Japan's wheelchair rugby team earned a hard-fought win over France in their opening match at the Tokyo Paralympics, and captain Yukinobu Ike stressed the trust the players have in one another was key in the gutsy victory.
Japan, among the gold medal favorites at the Tokyo Games, trailed France for long periods of the match played at the Yoyogi National Stadium in the capital on Wednesday evening.
"I thought my teammates truly fulfilled their roles, regardless of being on the floor or bench. That brought us the win," said Ike.
"I'm really appreciative Haga caught my last pass and scored after evading a low-pointer (of France)," he said referring to teammate Masayuki Haga's play in Japan's 53-51 win over France, the home team's first competitive game for around 18 months due to coronavirus pandemic.
"The team really fought together and that was the important thing," said head coach Kevin Orr.
While Ike and Orr agreed the win came down to the hard work of every member of the team, Orr leaned heavily on Ike and other core members in crucial moments, including the last minutes.
Orr explained, "That lineup had experience in winning (the world championships)."

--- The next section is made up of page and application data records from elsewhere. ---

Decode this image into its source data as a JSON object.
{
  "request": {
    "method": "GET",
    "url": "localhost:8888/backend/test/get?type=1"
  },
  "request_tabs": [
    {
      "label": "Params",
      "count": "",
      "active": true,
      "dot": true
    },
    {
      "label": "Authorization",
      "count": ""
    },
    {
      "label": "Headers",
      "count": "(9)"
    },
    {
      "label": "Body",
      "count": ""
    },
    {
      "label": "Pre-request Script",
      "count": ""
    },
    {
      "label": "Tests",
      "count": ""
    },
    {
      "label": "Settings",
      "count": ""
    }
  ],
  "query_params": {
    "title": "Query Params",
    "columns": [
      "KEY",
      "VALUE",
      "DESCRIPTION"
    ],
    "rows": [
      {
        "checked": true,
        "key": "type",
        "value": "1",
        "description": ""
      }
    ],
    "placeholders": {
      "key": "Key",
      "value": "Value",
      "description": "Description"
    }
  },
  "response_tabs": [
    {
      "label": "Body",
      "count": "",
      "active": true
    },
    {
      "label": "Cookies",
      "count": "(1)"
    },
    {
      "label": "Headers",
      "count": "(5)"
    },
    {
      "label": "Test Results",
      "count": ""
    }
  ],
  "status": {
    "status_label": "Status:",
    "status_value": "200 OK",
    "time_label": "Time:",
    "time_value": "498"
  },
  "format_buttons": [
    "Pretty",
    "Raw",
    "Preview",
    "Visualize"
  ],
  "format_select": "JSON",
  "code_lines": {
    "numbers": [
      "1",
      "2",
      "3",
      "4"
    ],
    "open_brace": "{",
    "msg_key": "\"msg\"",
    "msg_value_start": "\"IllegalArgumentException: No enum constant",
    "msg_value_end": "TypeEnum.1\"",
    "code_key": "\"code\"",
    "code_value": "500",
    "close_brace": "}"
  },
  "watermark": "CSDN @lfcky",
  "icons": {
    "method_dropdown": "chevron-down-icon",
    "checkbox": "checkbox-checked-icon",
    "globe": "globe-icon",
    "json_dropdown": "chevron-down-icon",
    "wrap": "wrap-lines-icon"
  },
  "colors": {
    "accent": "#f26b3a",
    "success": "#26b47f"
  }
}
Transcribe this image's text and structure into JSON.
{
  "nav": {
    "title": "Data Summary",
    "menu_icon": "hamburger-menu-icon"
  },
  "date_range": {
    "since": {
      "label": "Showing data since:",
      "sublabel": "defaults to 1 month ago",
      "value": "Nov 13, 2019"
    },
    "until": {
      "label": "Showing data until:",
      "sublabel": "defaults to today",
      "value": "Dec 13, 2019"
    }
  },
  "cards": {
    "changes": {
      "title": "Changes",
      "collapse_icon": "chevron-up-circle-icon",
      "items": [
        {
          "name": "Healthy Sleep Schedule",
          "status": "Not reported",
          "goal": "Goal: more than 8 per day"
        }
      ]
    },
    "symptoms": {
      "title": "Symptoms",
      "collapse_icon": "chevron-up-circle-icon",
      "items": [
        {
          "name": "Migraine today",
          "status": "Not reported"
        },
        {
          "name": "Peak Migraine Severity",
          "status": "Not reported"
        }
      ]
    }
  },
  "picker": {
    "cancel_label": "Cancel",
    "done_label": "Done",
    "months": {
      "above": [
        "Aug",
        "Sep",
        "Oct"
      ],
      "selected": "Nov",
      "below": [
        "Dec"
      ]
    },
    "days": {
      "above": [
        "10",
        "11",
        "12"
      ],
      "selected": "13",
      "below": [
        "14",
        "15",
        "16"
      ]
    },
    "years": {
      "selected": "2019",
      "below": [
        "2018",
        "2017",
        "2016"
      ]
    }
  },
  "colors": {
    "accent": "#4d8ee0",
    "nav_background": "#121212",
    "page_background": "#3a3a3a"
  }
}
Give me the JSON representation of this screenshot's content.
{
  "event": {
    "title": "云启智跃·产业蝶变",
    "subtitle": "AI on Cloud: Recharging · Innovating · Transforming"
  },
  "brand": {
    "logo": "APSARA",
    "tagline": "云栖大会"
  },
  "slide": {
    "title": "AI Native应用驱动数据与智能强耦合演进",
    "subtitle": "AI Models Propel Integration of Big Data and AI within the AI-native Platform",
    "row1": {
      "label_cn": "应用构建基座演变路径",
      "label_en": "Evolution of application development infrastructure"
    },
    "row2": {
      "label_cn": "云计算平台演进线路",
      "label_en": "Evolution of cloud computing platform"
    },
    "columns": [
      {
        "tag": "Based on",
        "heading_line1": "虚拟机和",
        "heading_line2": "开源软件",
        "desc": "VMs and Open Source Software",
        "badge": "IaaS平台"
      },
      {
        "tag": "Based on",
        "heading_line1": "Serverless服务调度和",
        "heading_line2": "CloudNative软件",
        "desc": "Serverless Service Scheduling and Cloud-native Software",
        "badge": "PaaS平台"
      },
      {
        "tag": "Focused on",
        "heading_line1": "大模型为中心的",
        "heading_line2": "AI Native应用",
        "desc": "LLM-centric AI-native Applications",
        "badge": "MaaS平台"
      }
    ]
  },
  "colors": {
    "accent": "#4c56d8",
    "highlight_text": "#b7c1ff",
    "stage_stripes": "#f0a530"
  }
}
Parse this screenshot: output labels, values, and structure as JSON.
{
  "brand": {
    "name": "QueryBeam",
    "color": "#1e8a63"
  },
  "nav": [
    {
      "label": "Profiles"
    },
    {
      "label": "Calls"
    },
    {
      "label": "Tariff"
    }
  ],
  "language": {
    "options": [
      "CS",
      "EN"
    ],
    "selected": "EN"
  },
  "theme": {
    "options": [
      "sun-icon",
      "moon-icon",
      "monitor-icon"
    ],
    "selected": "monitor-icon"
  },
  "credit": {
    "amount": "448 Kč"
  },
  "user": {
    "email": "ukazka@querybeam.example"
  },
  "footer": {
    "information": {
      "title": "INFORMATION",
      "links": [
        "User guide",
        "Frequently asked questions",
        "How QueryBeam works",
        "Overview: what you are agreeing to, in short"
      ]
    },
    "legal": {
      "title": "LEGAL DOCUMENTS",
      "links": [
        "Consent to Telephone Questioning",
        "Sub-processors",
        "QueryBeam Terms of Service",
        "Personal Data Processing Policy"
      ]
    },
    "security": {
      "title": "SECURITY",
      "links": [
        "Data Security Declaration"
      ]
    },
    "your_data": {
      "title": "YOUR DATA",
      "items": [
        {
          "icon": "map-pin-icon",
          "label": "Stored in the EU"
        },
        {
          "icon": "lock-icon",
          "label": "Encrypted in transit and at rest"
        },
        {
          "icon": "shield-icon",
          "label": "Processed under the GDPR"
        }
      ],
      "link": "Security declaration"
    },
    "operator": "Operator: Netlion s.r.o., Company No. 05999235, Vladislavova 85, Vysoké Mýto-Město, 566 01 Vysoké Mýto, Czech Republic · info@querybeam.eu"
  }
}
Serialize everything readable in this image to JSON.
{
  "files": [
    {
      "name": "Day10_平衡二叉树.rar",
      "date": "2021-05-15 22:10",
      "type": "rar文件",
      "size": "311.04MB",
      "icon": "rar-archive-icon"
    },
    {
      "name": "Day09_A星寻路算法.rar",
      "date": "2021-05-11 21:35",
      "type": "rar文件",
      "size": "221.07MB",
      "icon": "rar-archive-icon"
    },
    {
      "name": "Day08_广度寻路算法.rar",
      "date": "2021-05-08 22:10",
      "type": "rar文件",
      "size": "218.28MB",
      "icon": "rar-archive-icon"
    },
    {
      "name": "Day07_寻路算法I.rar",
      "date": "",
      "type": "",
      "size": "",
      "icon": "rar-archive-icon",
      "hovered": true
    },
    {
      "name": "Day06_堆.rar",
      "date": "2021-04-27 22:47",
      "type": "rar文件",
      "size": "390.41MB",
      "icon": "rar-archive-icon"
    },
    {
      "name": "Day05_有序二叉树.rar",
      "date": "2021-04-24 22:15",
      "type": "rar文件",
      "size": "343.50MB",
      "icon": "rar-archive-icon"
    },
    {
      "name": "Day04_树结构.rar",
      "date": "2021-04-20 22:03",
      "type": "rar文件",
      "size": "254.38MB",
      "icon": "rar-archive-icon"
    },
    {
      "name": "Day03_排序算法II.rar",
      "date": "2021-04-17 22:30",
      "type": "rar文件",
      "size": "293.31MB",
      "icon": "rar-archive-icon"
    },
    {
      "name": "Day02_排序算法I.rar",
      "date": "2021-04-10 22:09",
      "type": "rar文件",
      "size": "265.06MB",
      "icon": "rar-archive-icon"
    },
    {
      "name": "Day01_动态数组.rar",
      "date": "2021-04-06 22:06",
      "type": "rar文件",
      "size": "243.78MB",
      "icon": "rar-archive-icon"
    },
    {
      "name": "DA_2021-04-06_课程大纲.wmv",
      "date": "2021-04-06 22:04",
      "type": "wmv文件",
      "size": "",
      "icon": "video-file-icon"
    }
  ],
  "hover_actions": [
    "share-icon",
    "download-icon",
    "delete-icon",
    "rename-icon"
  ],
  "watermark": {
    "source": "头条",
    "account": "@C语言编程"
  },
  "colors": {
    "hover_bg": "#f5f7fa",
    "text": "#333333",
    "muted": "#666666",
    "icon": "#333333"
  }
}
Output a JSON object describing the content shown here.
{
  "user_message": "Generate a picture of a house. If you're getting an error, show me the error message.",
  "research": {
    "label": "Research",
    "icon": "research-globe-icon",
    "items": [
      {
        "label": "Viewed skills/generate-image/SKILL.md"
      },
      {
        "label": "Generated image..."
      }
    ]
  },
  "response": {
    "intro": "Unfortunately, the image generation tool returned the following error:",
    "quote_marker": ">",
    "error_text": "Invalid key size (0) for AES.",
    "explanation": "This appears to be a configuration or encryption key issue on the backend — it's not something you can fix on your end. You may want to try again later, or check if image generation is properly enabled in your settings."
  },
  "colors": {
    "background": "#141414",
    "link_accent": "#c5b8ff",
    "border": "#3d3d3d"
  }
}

Japan won the 2018 world title by beating Australia, delivering a measure of revenge after they were beaten by the Australians in the 2016 Paralympic semifinals in Rio de Janeiro. The Japanese went on to take bronze with a win over Canada in Brazil to claim the nation's first medal in the sport.
The worlds gold was Japan's first major achievement under Orr, an American who took the helm of the team in 2017.
Ike, the 3.0 category player known for his speed and wingspan, was the team's heart and soul in Japan's run to its first-ever worlds gold.
International wheelchair rugby has seven different player classifications from 0.5 to 3.5, with the lower the number, the more severe the level of physical impairment.
Ike's combination with his fellow high-pointer Daisuke Ikezaki is regarded as one of the best in the world, and so it proved in Wednesday night's win.
Ike, a native of Kochi, western Japan, had his left leg amputated after he was involved in a traffic accident, in which his left hand was also seriously injured. Three of his friends died.
The 41-year-old took up the sport in 2012 and went to the United States in 2018, playing for the Lakeshore Demolition wheelchair rugby team for about six months.
After the Tokyo Paralympics were delayed for a year due to the pandemic, there were questions about whether the games would be held at all, but Ike was relieved and happy that the team was able to finally get on the court together.
"To all people who have been involved in staging the games, thank you," Ike said.
"I wanted to give my best to people who cannot come to the competition venue but will still root for us."
While Japan is a gold medal favorite, most teams in their pool are very balanced in terms of high pointers and low pointers, according to Ike.
"I believe if I trust my teammates, we can reach our goal," he said.